__WORK INSTRUCTION__
Lines holding the string "proc" are the ones to copy; find them all in the data.

__DATA RECORDS__
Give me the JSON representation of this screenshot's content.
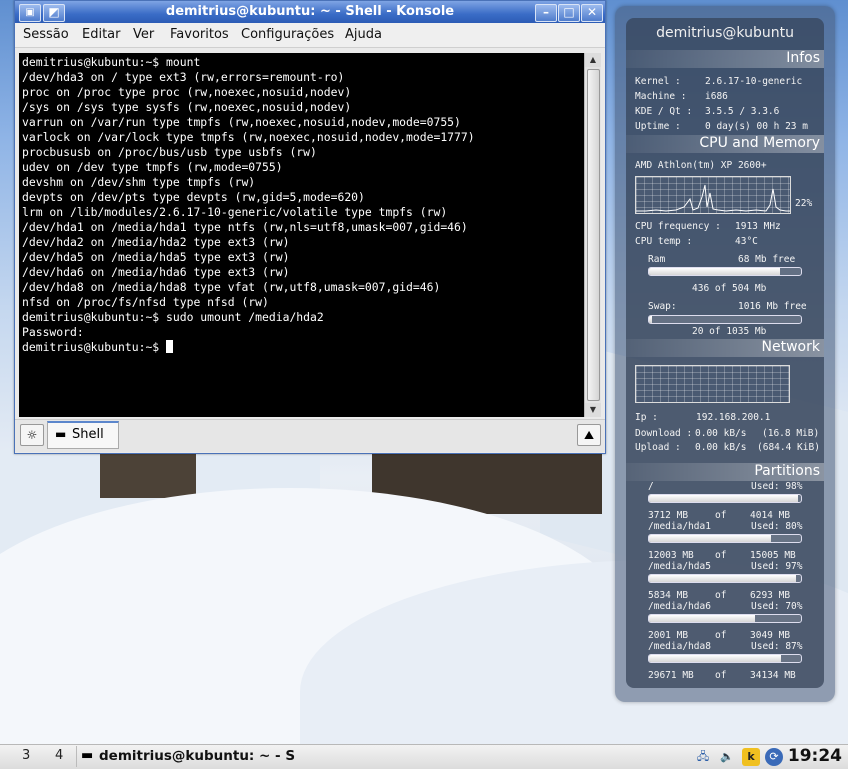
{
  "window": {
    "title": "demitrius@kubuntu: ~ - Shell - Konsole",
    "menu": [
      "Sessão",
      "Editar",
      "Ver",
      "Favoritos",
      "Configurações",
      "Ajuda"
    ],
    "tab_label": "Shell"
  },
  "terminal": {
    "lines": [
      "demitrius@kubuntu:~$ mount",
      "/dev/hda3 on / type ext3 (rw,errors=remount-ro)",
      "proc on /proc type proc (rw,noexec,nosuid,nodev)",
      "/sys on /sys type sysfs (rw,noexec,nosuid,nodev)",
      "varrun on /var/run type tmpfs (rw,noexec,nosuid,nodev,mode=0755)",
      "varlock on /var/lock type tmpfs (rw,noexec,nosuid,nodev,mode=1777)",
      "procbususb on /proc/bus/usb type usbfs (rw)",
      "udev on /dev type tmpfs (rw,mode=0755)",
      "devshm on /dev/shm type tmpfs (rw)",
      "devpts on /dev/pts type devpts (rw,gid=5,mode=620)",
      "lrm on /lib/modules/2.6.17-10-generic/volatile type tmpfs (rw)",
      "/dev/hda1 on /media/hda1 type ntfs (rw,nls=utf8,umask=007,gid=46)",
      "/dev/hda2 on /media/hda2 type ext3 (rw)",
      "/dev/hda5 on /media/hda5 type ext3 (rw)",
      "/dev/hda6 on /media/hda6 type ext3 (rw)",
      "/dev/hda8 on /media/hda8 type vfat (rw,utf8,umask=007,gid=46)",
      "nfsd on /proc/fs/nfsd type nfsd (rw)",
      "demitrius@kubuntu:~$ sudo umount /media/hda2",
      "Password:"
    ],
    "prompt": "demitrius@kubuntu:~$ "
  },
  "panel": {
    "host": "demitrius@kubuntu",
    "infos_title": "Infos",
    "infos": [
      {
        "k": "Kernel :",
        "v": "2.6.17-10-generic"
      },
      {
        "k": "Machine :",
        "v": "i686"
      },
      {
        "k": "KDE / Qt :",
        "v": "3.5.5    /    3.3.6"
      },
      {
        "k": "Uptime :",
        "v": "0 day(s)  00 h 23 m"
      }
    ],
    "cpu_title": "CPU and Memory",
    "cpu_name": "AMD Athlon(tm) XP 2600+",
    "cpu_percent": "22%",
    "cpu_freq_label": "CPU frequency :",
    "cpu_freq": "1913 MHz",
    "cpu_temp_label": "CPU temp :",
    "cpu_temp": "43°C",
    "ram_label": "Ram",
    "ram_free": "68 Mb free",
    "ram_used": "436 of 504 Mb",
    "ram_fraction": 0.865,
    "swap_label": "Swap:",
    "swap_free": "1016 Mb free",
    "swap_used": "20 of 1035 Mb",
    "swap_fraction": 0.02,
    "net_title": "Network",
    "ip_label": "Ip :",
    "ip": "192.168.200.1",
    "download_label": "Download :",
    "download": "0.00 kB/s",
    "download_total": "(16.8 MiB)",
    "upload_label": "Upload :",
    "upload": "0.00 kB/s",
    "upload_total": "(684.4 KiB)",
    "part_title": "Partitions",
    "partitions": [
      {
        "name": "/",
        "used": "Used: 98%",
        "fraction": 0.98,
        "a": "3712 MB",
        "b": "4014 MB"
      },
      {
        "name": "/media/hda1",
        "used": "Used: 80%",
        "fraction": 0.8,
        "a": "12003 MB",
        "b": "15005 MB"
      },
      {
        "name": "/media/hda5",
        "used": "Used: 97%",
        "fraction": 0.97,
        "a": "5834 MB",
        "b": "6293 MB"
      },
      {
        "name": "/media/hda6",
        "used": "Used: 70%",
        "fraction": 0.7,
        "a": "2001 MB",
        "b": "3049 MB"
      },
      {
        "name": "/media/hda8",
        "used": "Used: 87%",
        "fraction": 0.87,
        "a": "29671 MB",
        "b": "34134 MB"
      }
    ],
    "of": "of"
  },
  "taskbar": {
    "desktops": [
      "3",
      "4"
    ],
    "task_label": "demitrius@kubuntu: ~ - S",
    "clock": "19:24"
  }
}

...

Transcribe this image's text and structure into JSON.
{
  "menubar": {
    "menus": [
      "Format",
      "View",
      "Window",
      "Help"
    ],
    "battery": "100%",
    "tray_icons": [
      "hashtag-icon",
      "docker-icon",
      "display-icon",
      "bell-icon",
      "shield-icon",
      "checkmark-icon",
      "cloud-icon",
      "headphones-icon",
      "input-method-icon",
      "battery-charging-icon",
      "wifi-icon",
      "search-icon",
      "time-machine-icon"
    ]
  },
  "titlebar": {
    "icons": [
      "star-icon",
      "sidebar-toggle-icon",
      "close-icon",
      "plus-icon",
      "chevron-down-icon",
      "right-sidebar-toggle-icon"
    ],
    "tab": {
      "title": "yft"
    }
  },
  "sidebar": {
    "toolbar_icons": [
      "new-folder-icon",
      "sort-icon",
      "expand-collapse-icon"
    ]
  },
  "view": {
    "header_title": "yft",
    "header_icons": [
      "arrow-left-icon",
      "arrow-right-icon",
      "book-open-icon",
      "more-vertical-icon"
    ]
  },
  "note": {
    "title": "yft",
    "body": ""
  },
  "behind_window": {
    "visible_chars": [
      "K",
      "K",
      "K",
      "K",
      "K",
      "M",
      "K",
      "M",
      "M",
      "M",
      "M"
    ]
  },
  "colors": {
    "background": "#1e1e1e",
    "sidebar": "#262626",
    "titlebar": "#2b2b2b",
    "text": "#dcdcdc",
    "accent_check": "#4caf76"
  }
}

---

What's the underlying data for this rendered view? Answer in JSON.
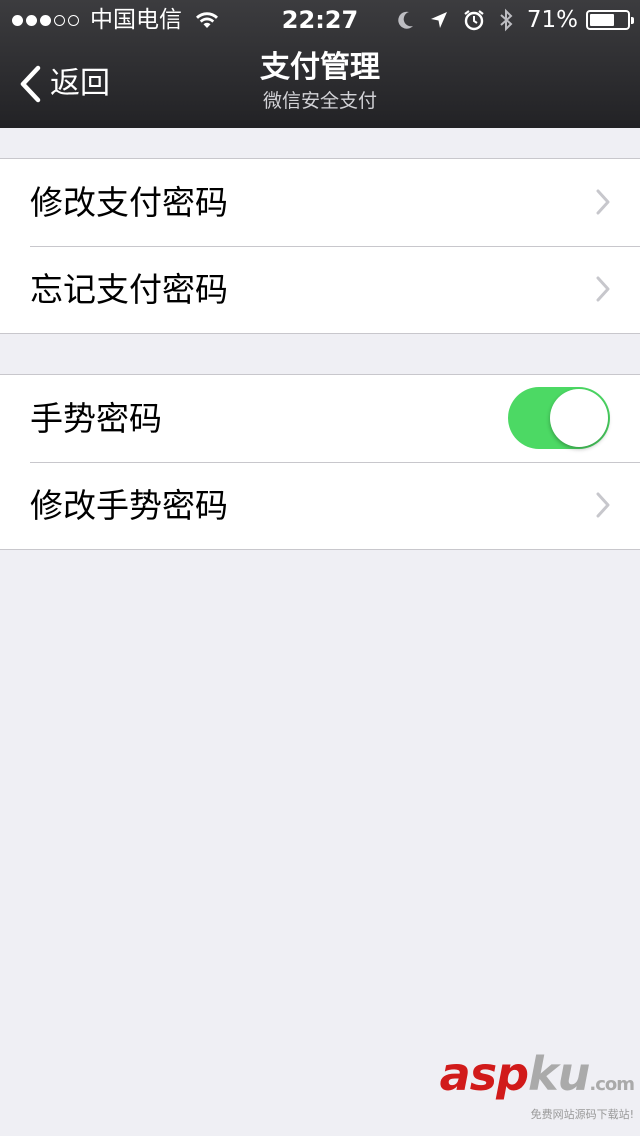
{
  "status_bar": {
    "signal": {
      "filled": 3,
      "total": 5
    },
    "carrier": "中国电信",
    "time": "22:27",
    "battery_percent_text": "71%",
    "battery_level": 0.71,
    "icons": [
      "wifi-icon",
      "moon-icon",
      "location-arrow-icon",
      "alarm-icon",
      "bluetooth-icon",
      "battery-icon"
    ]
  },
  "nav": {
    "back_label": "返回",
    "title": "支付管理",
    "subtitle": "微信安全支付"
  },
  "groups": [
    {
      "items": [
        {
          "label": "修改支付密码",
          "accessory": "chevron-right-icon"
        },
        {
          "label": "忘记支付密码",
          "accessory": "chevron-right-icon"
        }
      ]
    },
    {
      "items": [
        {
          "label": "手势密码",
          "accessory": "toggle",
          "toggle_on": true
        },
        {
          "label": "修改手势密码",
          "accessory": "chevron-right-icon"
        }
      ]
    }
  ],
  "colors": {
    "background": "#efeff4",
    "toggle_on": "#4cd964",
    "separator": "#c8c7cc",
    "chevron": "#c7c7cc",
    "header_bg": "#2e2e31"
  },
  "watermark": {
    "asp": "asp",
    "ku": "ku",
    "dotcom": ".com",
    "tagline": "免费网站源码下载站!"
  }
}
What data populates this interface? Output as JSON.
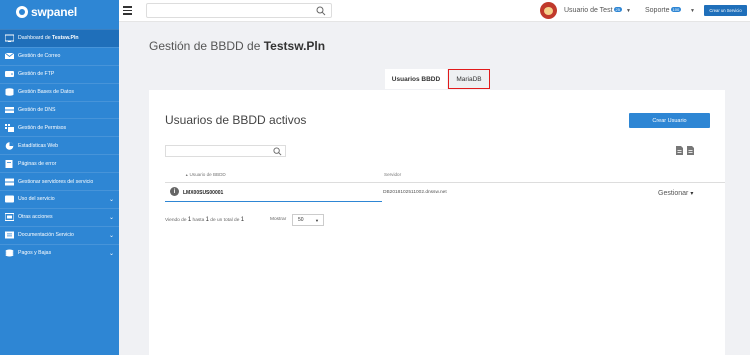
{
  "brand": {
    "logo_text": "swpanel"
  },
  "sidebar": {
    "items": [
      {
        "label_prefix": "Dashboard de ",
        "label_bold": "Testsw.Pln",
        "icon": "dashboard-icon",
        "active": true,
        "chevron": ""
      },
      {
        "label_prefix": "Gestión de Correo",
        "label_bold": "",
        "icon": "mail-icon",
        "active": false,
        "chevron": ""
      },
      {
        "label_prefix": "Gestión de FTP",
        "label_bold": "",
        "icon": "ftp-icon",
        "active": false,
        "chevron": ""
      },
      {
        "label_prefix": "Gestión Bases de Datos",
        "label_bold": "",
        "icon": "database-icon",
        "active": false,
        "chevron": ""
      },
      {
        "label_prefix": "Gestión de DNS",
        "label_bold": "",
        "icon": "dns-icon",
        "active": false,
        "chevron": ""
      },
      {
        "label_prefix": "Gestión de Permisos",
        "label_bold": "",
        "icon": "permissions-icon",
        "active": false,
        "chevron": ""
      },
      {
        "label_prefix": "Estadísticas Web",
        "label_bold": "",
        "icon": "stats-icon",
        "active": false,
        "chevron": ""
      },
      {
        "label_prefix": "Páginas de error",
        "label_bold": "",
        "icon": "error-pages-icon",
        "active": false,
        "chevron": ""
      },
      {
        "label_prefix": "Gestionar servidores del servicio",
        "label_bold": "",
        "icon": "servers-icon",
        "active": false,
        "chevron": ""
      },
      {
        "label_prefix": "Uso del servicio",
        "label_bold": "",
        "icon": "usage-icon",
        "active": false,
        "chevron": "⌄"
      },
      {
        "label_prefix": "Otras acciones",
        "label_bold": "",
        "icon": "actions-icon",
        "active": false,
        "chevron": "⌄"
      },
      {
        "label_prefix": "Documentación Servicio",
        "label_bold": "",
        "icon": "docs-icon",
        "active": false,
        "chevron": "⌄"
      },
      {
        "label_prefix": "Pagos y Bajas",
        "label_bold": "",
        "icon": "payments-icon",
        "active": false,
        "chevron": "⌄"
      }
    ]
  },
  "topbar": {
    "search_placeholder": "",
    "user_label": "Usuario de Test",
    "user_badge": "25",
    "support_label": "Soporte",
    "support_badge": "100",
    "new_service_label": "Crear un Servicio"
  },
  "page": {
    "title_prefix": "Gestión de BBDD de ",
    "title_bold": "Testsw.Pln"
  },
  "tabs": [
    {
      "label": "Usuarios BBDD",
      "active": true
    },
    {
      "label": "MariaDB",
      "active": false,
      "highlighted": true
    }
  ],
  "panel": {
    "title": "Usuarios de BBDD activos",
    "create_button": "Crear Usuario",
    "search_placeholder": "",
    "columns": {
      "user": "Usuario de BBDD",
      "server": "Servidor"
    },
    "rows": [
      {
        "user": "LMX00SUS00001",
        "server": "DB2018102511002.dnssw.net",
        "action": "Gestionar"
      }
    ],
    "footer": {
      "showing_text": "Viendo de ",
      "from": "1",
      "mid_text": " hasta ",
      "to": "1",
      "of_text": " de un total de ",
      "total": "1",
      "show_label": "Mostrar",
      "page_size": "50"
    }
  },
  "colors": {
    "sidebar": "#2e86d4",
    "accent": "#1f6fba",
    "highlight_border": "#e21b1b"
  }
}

__RESULT__
      "proc on /proc type proc (rw,noexec,nosuid,nodev)",
      "procbususb on /proc/bus/usb type usbfs (rw)",
      "nfsd on /proc/fs/nfsd type nfsd (rw)",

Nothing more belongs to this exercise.